About Tuesday 1 January 1666/67

Louise Hudson  •  Link

Salting was one of the few ways of preserving food for later consumption before the advent of canning and refrigeration. Pickling is related.

About Monday 24 December 1666

Louise Hudson  •  Link

Larry Bunce provided an interesting and detailed summary of Pepys' eye problems. I feel very fortunate to have lived in the 20th and 21st centuries where we have a good vision correction system. I doubt I could read a word without glasses, which I started wearing in my teens, and the correction has gotten stronger with each passing decade. How awful to have had so little vision help back then, to say nothing of syphilis!

About Sunday 23 December 1666

Louise Hudson  •  Link

How times have changed! (Thank the powers that be). Can any woman on this list imagine being in such a position with a man, especially another woman’s husband, with one’s own husband sitting right there? In my whole long life I have never had a man even attempt to take such liberties with me or anyone else. Yuck!

About Friday 21 December 1666

Louise Hudson  •  Link

Eric Walla: We probably have discussed this before. I get the distinct impression that mother and daughter come to Mr. Pepys, fortified with the rumour if not the knowledge that minor molestation is the price to pay for receiving Sam's assistance. It's downright chilling how matter-of-fact Sam reports the activity.”

I think you’ve unfortunately hit the nail on the head.

About Monday 17 December 1666

Louise Hudson  •  Link

“Spent the evening in fitting my books, to have the number set upon each, in order to my having an alphabet of my whole, which will be of great ease to me.”

If he’d had the Internet there would have been no need for such work. Just a few taps on a keyboard and he’d have the place where the passage appeared, and he wouldn’t even have to touch a book. Every word would be accessible on screen. Who knew?

About Tuesday 11 December 1666

Louise Hudson  •  Link

I’ve always defined homely as plain and unsophisticated. It’s exactly how most of us would describe a celebrity without make-up, designer clothes or marketing hype.

About Friday 7 December 1666

Louise Hudson  •  Link

and there I sat with my cloak about my face, ...I was in mighty pain lest I should be seen by any body to be at a play.

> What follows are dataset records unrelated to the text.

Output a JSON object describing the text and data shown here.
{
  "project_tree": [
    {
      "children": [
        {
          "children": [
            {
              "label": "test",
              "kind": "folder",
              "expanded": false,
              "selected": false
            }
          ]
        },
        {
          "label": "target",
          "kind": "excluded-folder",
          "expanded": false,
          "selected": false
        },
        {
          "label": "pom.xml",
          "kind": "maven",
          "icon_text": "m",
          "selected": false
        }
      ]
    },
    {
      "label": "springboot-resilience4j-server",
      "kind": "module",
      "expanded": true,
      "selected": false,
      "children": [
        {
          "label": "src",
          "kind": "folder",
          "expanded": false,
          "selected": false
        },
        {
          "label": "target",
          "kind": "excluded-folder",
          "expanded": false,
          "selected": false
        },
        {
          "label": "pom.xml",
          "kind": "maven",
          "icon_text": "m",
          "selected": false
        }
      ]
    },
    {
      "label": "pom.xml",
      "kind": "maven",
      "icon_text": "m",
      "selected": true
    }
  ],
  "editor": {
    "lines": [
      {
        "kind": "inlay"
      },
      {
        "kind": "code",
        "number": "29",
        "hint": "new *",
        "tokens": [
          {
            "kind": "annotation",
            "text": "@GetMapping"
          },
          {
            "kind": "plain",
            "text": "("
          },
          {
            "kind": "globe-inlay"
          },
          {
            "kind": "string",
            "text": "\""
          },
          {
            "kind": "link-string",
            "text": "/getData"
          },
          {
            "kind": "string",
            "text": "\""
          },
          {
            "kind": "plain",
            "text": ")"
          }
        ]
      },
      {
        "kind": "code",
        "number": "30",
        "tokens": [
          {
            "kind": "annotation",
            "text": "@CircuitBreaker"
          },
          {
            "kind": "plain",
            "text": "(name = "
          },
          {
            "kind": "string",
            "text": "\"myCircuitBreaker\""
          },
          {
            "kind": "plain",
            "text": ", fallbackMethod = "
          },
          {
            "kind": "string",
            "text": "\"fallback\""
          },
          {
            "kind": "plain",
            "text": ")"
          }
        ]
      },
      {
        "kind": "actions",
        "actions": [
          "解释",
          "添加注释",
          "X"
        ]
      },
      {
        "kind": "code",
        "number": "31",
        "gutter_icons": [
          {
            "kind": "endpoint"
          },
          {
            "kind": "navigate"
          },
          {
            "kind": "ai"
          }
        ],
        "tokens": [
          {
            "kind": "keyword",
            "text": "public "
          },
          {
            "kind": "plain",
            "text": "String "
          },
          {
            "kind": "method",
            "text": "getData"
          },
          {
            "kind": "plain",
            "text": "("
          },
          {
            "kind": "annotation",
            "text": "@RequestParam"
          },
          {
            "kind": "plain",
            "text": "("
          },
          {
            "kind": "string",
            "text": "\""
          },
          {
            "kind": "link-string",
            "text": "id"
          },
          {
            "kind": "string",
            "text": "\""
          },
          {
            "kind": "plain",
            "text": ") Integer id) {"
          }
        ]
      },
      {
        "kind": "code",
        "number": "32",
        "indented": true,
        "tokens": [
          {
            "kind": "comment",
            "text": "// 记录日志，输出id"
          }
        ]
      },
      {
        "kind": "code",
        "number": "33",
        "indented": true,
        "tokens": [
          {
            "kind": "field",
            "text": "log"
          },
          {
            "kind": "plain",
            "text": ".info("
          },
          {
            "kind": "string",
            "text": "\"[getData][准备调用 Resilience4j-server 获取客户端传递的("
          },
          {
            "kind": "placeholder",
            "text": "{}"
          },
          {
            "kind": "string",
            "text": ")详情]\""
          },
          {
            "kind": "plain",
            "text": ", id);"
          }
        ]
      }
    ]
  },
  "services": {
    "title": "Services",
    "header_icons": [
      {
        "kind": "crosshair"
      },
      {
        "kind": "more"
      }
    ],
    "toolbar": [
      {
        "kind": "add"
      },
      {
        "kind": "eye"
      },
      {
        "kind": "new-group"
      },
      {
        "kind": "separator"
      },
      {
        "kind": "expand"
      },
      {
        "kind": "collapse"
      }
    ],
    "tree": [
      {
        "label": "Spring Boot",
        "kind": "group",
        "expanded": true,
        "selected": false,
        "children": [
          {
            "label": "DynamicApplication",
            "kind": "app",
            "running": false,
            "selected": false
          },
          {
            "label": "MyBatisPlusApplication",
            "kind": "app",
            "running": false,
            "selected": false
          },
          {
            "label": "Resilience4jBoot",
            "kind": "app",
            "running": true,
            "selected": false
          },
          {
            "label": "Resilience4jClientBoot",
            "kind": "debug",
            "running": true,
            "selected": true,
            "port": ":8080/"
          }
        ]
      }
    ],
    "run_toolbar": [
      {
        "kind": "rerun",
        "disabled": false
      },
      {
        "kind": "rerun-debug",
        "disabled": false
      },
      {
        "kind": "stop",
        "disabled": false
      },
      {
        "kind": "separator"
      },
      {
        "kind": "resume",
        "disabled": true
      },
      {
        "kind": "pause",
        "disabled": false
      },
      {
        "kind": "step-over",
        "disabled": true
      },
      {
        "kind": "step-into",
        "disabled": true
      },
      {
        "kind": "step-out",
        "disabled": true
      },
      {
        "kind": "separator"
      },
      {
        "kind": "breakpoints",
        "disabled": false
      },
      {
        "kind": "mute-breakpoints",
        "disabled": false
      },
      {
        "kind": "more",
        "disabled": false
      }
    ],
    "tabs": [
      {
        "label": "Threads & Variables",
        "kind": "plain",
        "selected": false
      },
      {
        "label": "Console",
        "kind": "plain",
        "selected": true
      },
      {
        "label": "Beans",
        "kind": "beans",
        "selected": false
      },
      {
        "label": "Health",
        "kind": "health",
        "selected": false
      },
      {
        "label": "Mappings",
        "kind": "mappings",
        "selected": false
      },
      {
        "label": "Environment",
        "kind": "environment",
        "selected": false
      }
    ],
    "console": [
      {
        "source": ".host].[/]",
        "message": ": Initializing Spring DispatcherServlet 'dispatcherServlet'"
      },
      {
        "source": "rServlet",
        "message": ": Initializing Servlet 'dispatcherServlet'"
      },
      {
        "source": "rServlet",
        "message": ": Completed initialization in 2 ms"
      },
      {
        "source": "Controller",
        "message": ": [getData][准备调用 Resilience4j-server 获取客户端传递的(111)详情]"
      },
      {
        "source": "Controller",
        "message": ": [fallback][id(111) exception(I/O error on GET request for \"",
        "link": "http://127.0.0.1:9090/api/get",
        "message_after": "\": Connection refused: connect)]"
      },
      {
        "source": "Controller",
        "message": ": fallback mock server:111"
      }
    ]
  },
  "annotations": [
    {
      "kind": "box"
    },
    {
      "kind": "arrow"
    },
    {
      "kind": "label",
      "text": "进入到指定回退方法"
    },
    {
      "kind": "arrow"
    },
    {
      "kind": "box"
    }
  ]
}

He probably means anyone who knew he had promised to not to go to the theatre and might publicize it, or that he might be seen by someone who would mention it to his wife.

“and mighty good friends with my poor wife”

I think he meant she wasn’t giving him the cold shoulder after their recent contretemps.

About Sunday 2 December 1666

Louise Hudson  •  Link

CGS: who be we????????????????

Sam and Bess, no doubt. His behavior is outrageous, but not so outrageous as to bring a paramour into his house with his wife there.

I also suspect that Sam engages in a lot of fantasy regarding women and that many of his “activities” are all in his mind.

About Wednesday 21 November 1666

Louise Hudson  •  Link

“Here was Betty Michell with her mother. I would have carried her home, but her father intends to go with her, so I lost my hopes. . . . and after supper an hour reading to my wife and brother something in Chaucer with great pleasure, and so to bed.”

What, pray tell, would he have done with Betty Mitchell if he had been able to “carry her home” without her father going with her? His wife was home (he writes that she was home in the evening and he didn’t say she’d been out earlier). Would he have suggested a Ménage à Troi? And what about her brother? For all his supposed management abilities, Sam doesn’t seem to think ahead very well.

About Monday 29 October 1666

Louise Hudson  •  Link

“Sam today answers the question we were tossing around back when he bought the guineas. He bought 2,000 of them and paid the discount as a surcharge.“

Many thanks Paul Chapin for mentioning guineas. I couldn’t for the life of me figure out what ginnys were.